- Thirsty Thursday at St Elias Brewing Company, with live guitar and vocal folk music by Mike Morgan from 7 to 9 PM
- Midnight Sun will be tapping the first keg of this year's Fur RondyBrew, an Irish Red Ale, at the Spenard Roadhouse on Wednesday, 3 Feb, at 5 PM. The Roadhouse is even offering a dinner special to pair with the new beer.
- This Friday, Feb 5, is First Firkin Friday at Midnight Sun's Loft Bar. They'll be tapping a firkin of their Triple IPA Gluttony, dry hopped with Amarillos, at 5 PM. I made one of these events in December; they're a great time.
First, yours truly will be on KUDO 1080's Beer 101 Radio Program this Thursday, 4 February. The program runs from 2 to 3 PM, and I should be on for the last half hour. Tune it in or listen on-line at http://www.kudo1080.com. I'll be talking about the Peninsula beer scene and whatever else anyone who calls in wants to talk about.

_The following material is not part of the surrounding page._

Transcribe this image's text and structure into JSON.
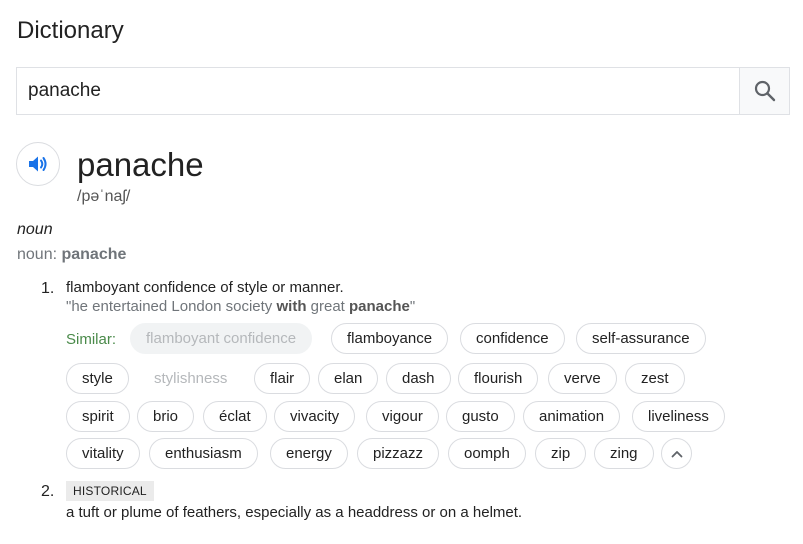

Second, I just learned this week that I have been chosen as one of the three finalists for the Beerdrinker of the Year Competition, held by the Wynkoop Brewing Company in Denver. I'll be flying down there at the end of the month for the final round of the competition, held on February 27th. The other two finalists (Phil Farrell & Logan Perkins) were both finalists in previous years and will certainly represent very stiff competition, but I'm going to go down there and do my best to represent Alaska and Alaskan beer drinkers with honor. If any of you might happen to be in Denver on the 27th, the competition is open to the public. I could use all the support I can get, as one of my competitors is a home-town boy who's bound to have lots of vocal supporters cheering him on.
Until Next Time, Cheers!